● **Exercise requirements**: Nothing may be dropped or added when the entries below are copied.

● **Dataset rows for apps and sites**:
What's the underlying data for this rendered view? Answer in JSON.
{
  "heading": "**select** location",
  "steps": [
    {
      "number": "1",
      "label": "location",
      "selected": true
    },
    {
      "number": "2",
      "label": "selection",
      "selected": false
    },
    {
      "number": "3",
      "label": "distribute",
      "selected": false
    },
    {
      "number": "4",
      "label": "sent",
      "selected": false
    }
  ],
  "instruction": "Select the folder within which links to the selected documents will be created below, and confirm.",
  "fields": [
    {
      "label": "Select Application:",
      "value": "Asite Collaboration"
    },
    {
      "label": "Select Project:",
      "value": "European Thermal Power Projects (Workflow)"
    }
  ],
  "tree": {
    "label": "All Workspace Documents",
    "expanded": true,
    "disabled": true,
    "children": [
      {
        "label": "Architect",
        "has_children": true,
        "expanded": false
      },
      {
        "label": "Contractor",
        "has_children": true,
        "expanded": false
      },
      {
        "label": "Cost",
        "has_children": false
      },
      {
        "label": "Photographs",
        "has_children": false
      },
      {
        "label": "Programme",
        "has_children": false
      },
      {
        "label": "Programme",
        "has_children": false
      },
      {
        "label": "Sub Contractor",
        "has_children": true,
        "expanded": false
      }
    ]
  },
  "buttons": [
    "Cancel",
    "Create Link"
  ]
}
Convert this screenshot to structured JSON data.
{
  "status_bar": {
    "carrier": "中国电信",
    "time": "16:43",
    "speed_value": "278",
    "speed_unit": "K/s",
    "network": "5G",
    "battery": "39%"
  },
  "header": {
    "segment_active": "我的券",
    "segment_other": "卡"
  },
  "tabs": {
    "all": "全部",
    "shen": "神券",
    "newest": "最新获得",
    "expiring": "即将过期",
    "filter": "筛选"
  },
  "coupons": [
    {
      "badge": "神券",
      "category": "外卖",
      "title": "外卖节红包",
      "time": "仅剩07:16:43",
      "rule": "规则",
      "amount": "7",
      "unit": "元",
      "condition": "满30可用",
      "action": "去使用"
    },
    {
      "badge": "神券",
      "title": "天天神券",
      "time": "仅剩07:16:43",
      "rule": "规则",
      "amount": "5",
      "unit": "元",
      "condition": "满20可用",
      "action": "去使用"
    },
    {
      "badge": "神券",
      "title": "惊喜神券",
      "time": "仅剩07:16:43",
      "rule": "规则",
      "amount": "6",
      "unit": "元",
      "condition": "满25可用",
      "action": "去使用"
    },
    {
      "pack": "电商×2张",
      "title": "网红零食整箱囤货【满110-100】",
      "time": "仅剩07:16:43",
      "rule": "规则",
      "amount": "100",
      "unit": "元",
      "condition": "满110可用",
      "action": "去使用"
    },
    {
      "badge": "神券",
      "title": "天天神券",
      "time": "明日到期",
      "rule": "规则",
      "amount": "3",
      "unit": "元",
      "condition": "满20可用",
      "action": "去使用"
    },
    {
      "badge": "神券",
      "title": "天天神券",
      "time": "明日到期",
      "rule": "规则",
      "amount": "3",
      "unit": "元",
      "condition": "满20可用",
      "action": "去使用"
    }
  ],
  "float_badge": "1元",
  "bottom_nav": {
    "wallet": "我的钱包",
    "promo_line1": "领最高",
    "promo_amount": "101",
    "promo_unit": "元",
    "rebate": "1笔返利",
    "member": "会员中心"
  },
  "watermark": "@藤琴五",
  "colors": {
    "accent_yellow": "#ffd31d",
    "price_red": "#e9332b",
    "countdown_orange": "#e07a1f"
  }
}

● **Answer section**:
What's the underlying data for this rendered view? Answer in JSON.
{
  "heading": "**select** location",
  "steps": [
    {
      "number": "1",
      "label": "location",
      "selected": true
    },
    {
      "number": "2",
      "label": "selection",
      "selected": false
    },
    {
      "number": "3",
      "label": "distribute",
      "selected": false
    },
    {
      "number": "4",
      "label": "sent",
      "selected": false
    }
  ],
  "instruction": "Select the folder within which links to the selected documents will be created below, and confirm.",
  "fields": [
    {
      "label": "Select Application:",
      "value": "Asite Collaboration"
    },
    {
      "label": "Select Project:",
      "value": "European Thermal Power Projects (Workflow)"
    }
  ],
  "tree": {
    "label": "All Workspace Documents",
    "expanded": true,
    "disabled": true,
    "children": [
      {
        "label": "Architect",
        "has_children": true,
        "expanded": false
      },
      {
        "label": "Contractor",
        "has_children": true,
        "expanded": false
      },
      {
        "label": "Cost",
        "has_children": false
      },
      {
        "label": "Photographs",
        "has_children": false
      },
      {
        "label": "Programme",
        "has_children": false
      },
      {
        "label": "Programme",
        "has_children": false
      },
      {
        "label": "Sub Contractor",
        "has_children": true,
        "expanded": false
      }
    ]
  },
  "buttons": [
    "Cancel",
    "Create Link"
  ]
}
Convert this screenshot to structured JSON data.
{
  "status_bar": {
    "carrier": "中国电信",
    "time": "16:43",
    "speed_value": "278",
    "speed_unit": "K/s",
    "network": "5G",
    "battery": "39%"
  },
  "header": {
    "segment_active": "我的券",
    "segment_other": "卡"
  },
  "tabs": {
    "all": "全部",
    "shen": "神券",
    "newest": "最新获得",
    "expiring": "即将过期",
    "filter": "筛选"
  },
  "coupons": [
    {
      "badge": "神券",
      "category": "外卖",
      "title": "外卖节红包",
      "time": "仅剩07:16:43",
      "rule": "规则",
      "amount": "7",
      "unit": "元",
      "condition": "满30可用",
      "action": "去使用"
    },
    {
      "badge": "神券",
      "title": "天天神券",
      "time": "仅剩07:16:43",
      "rule": "规则",
      "amount": "5",
      "unit": "元",
      "condition": "满20可用",
      "action": "去使用"
    },
    {
      "badge": "神券",
      "title": "惊喜神券",
      "time": "仅剩07:16:43",
      "rule": "规则",
      "amount": "6",
      "unit": "元",
      "condition": "满25可用",
      "action": "去使用"
    },
    {
      "pack": "电商×2张",
      "title": "网红零食整箱囤货【满110-100】",
      "time": "仅剩07:16:43",
      "rule": "规则",
      "amount": "100",
      "unit": "元",
      "condition": "满110可用",
      "action": "去使用"
    },
    {
      "badge": "神券",
      "title": "天天神券",
      "time": "明日到期",
      "rule": "规则",
      "amount": "3",
      "unit": "元",
      "condition": "满20可用",
      "action": "去使用"
    },
    {
      "badge": "神券",
      "title": "天天神券",
      "time": "明日到期",
      "rule": "规则",
      "amount": "3",
      "unit": "元",
      "condition": "满20可用",
      "action": "去使用"
    }
  ],
  "float_badge": "1元",
  "bottom_nav": {
    "wallet": "我的钱包",
    "promo_line1": "领最高",
    "promo_amount": "101",
    "promo_unit": "元",
    "rebate": "1笔返利",
    "member": "会员中心"
  },
  "watermark": "@藤琴五",
  "colors": {
    "accent_yellow": "#ffd31d",
    "price_red": "#e9332b",
    "countdown_orange": "#e07a1f"
  }
}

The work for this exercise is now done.